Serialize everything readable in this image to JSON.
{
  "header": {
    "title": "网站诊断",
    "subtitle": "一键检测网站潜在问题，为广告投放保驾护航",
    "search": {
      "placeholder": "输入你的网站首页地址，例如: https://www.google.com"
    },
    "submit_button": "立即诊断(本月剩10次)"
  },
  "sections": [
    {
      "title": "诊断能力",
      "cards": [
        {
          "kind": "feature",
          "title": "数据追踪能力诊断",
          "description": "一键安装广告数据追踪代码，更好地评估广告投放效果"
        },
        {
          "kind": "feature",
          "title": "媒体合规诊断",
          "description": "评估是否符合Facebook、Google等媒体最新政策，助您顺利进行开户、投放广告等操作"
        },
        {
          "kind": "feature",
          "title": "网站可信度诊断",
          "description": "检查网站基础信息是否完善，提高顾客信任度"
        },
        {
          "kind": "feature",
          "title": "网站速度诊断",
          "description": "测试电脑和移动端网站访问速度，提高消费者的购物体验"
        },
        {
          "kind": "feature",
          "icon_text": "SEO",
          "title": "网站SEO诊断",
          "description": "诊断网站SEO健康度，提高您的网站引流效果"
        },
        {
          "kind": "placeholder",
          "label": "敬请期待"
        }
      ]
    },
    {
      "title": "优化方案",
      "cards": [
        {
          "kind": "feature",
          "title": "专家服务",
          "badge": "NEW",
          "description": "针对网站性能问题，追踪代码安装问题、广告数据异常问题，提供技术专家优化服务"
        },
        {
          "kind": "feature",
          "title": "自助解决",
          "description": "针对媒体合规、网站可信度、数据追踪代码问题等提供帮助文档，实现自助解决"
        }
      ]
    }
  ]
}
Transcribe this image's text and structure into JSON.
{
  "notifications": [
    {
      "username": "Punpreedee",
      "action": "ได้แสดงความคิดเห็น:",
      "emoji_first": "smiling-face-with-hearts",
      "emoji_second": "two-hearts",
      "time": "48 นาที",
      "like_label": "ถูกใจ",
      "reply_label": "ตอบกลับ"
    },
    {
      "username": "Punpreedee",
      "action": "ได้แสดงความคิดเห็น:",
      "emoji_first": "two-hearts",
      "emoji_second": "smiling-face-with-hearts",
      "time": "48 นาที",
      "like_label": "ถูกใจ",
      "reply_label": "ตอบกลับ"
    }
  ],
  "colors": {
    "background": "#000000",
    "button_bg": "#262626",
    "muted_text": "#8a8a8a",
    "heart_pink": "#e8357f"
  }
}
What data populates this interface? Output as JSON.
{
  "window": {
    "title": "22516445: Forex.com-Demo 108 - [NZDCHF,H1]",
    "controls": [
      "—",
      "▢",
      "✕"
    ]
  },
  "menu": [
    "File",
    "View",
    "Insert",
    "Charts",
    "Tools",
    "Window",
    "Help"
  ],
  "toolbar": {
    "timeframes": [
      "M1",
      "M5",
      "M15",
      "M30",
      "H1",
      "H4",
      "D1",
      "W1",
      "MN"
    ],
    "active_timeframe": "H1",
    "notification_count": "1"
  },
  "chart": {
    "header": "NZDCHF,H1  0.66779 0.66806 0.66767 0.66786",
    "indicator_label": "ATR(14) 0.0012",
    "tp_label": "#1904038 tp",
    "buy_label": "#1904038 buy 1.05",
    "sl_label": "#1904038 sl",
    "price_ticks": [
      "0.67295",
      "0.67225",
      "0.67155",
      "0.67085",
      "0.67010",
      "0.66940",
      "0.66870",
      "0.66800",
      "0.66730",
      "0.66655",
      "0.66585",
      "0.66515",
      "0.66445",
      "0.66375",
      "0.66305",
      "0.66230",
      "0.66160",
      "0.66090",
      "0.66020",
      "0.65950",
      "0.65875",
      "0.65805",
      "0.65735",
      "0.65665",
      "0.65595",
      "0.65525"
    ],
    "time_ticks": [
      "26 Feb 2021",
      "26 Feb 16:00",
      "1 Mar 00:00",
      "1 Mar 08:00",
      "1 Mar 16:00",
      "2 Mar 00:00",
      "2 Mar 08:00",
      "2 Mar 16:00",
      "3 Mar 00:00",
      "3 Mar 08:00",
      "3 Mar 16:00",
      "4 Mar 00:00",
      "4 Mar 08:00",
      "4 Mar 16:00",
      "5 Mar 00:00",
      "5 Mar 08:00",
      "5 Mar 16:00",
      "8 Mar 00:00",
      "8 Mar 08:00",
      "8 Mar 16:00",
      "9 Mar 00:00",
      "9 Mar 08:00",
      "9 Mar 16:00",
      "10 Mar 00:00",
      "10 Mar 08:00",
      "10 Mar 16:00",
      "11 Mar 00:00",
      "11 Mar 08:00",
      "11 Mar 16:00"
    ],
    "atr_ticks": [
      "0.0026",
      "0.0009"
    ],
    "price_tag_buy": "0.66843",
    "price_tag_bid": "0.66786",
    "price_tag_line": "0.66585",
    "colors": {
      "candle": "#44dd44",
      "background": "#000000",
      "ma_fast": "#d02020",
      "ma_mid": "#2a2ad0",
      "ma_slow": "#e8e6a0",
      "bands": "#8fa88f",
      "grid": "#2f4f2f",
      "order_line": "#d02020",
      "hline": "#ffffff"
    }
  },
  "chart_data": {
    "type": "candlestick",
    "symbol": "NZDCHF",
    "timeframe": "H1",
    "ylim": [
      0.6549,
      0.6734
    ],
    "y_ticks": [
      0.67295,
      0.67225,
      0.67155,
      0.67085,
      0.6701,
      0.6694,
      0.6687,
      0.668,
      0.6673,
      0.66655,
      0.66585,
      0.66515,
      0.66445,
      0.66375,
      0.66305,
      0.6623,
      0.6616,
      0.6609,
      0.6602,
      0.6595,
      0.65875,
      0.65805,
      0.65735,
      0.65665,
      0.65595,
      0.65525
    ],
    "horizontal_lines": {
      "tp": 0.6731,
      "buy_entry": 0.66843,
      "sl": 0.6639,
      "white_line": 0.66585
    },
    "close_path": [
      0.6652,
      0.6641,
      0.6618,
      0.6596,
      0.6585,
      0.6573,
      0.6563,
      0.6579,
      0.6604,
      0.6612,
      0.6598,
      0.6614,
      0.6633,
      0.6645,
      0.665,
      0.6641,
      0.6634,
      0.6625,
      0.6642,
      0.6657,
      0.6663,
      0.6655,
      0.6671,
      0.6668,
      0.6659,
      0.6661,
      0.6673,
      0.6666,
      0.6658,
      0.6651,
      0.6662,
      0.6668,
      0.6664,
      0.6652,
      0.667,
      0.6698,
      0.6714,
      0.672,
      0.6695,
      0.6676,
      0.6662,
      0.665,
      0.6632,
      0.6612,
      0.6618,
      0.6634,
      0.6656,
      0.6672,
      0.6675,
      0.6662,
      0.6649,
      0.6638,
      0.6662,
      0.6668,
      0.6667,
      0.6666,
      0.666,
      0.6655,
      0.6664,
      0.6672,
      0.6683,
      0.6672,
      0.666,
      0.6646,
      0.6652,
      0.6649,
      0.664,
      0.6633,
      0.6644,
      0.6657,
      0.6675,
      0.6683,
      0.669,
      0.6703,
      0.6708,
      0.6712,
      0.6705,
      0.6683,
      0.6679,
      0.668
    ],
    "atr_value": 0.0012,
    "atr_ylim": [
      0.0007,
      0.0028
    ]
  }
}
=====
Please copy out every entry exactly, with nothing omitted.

Serialize everything readable in this image to JSON.
{
  "header": {
    "title": "网站诊断",
    "subtitle": "一键检测网站潜在问题，为广告投放保驾护航",
    "search": {
      "placeholder": "输入你的网站首页地址，例如: https://www.google.com"
    },
    "submit_button": "立即诊断(本月剩10次)"
  },
  "sections": [
    {
      "title": "诊断能力",
      "cards": [
        {
          "kind": "feature",
          "title": "数据追踪能力诊断",
          "description": "一键安装广告数据追踪代码，更好地评估广告投放效果"
        },
        {
          "kind": "feature",
          "title": "媒体合规诊断",
          "description": "评估是否符合Facebook、Google等媒体最新政策，助您顺利进行开户、投放广告等操作"
        },
        {
          "kind": "feature",
          "title": "网站可信度诊断",
          "description": "检查网站基础信息是否完善，提高顾客信任度"
        },
        {
          "kind": "feature",
          "title": "网站速度诊断",
          "description": "测试电脑和移动端网站访问速度，提高消费者的购物体验"
        },
        {
          "kind": "feature",
          "icon_text": "SEO",
          "title": "网站SEO诊断",
          "description": "诊断网站SEO健康度，提高您的网站引流效果"
        },
        {
          "kind": "placeholder",
          "label": "敬请期待"
        }
      ]
    },
    {
      "title": "优化方案",
      "cards": [
        {
          "kind": "feature",
          "title": "专家服务",
          "badge": "NEW",
          "description": "针对网站性能问题，追踪代码安装问题、广告数据异常问题，提供技术专家优化服务"
        },
        {
          "kind": "feature",
          "title": "自助解决",
          "description": "针对媒体合规、网站可信度、数据追踪代码问题等提供帮助文档，实现自助解决"
        }
      ]
    }
  ]
}
Transcribe this image's text and structure into JSON.
{
  "notifications": [
    {
      "username": "Punpreedee",
      "action": "ได้แสดงความคิดเห็น:",
      "emoji_first": "smiling-face-with-hearts",
      "emoji_second": "two-hearts",
      "time": "48 นาที",
      "like_label": "ถูกใจ",
      "reply_label": "ตอบกลับ"
    },
    {
      "username": "Punpreedee",
      "action": "ได้แสดงความคิดเห็น:",
      "emoji_first": "two-hearts",
      "emoji_second": "smiling-face-with-hearts",
      "time": "48 นาที",
      "like_label": "ถูกใจ",
      "reply_label": "ตอบกลับ"
    }
  ],
  "colors": {
    "background": "#000000",
    "button_bg": "#262626",
    "muted_text": "#8a8a8a",
    "heart_pink": "#e8357f"
  }
}
What data populates this interface? Output as JSON.
{
  "window": {
    "title": "22516445: Forex.com-Demo 108 - [NZDCHF,H1]",
    "controls": [
      "—",
      "▢",
      "✕"
    ]
  },
  "menu": [
    "File",
    "View",
    "Insert",
    "Charts",
    "Tools",
    "Window",
    "Help"
  ],
  "toolbar": {
    "timeframes": [
      "M1",
      "M5",
      "M15",
      "M30",
      "H1",
      "H4",
      "D1",
      "W1",
      "MN"
    ],
    "active_timeframe": "H1",
    "notification_count": "1"
  },
  "chart": {
    "header": "NZDCHF,H1  0.66779 0.66806 0.66767 0.66786",
    "indicator_label": "ATR(14) 0.0012",
    "tp_label": "#1904038 tp",
    "buy_label": "#1904038 buy 1.05",
    "sl_label": "#1904038 sl",
    "price_ticks": [
      "0.67295",
      "0.67225",
      "0.67155",
      "0.67085",
      "0.67010",
      "0.66940",
      "0.66870",
      "0.66800",
      "0.66730",
      "0.66655",
      "0.66585",
      "0.66515",
      "0.66445",
      "0.66375",
      "0.66305",
      "0.66230",
      "0.66160",
      "0.66090",
      "0.66020",
      "0.65950",
      "0.65875",
      "0.65805",
      "0.65735",
      "0.65665",
      "0.65595",
      "0.65525"
    ],
    "time_ticks": [
      "26 Feb 2021",
      "26 Feb 16:00",
      "1 Mar 00:00",
      "1 Mar 08:00",
      "1 Mar 16:00",
      "2 Mar 00:00",
      "2 Mar 08:00",
      "2 Mar 16:00",
      "3 Mar 00:00",
      "3 Mar 08:00",
      "3 Mar 16:00",
      "4 Mar 00:00",
      "4 Mar 08:00",
      "4 Mar 16:00",
      "5 Mar 00:00",
      "5 Mar 08:00",
      "5 Mar 16:00",
      "8 Mar 00:00",
      "8 Mar 08:00",
      "8 Mar 16:00",
      "9 Mar 00:00",
      "9 Mar 08:00",
      "9 Mar 16:00",
      "10 Mar 00:00",
      "10 Mar 08:00",
      "10 Mar 16:00",
      "11 Mar 00:00",
      "11 Mar 08:00",
      "11 Mar 16:00"
    ],
    "atr_ticks": [
      "0.0026",
      "0.0009"
    ],
    "price_tag_buy": "0.66843",
    "price_tag_bid": "0.66786",
    "price_tag_line": "0.66585",
    "colors": {
      "candle": "#44dd44",
      "background": "#000000",
      "ma_fast": "#d02020",
      "ma_mid": "#2a2ad0",
      "ma_slow": "#e8e6a0",
      "bands": "#8fa88f",
      "grid": "#2f4f2f",
      "order_line": "#d02020",
      "hline": "#ffffff"
    }
  },
  "chart_data": {
    "type": "candlestick",
    "symbol": "NZDCHF",
    "timeframe": "H1",
    "ylim": [
      0.6549,
      0.6734
    ],
    "y_ticks": [
      0.67295,
      0.67225,
      0.67155,
      0.67085,
      0.6701,
      0.6694,
      0.6687,
      0.668,
      0.6673,
      0.66655,
      0.66585,
      0.66515,
      0.66445,
      0.66375,
      0.66305,
      0.6623,
      0.6616,
      0.6609,
      0.6602,
      0.6595,
      0.65875,
      0.65805,
      0.65735,
      0.65665,
      0.65595,
      0.65525
    ],
    "horizontal_lines": {
      "tp": 0.6731,
      "buy_entry": 0.66843,
      "sl": 0.6639,
      "white_line": 0.66585
    },
    "close_path": [
      0.6652,
      0.6641,
      0.6618,
      0.6596,
      0.6585,
      0.6573,
      0.6563,
      0.6579,
      0.6604,
      0.6612,
      0.6598,
      0.6614,
      0.6633,
      0.6645,
      0.665,
      0.6641,
      0.6634,
      0.6625,
      0.6642,
      0.6657,
      0.6663,
      0.6655,
      0.6671,
      0.6668,
      0.6659,
      0.6661,
      0.6673,
      0.6666,
      0.6658,
      0.6651,
      0.6662,
      0.6668,
      0.6664,
      0.6652,
      0.667,
      0.6698,
      0.6714,
      0.672,
      0.6695,
      0.6676,
      0.6662,
      0.665,
      0.6632,
      0.6612,
      0.6618,
      0.6634,
      0.6656,
      0.6672,
      0.6675,
      0.6662,
      0.6649,
      0.6638,
      0.6662,
      0.6668,
      0.6667,
      0.6666,
      0.666,
      0.6655,
      0.6664,
      0.6672,
      0.6683,
      0.6672,
      0.666,
      0.6646,
      0.6652,
      0.6649,
      0.664,
      0.6633,
      0.6644,
      0.6657,
      0.6675,
      0.6683,
      0.669,
      0.6703,
      0.6708,
      0.6712,
      0.6705,
      0.6683,
      0.6679,
      0.668
    ],
    "atr_value": 0.0012,
    "atr_ylim": [
      0.0007,
      0.0028
    ]
  }
}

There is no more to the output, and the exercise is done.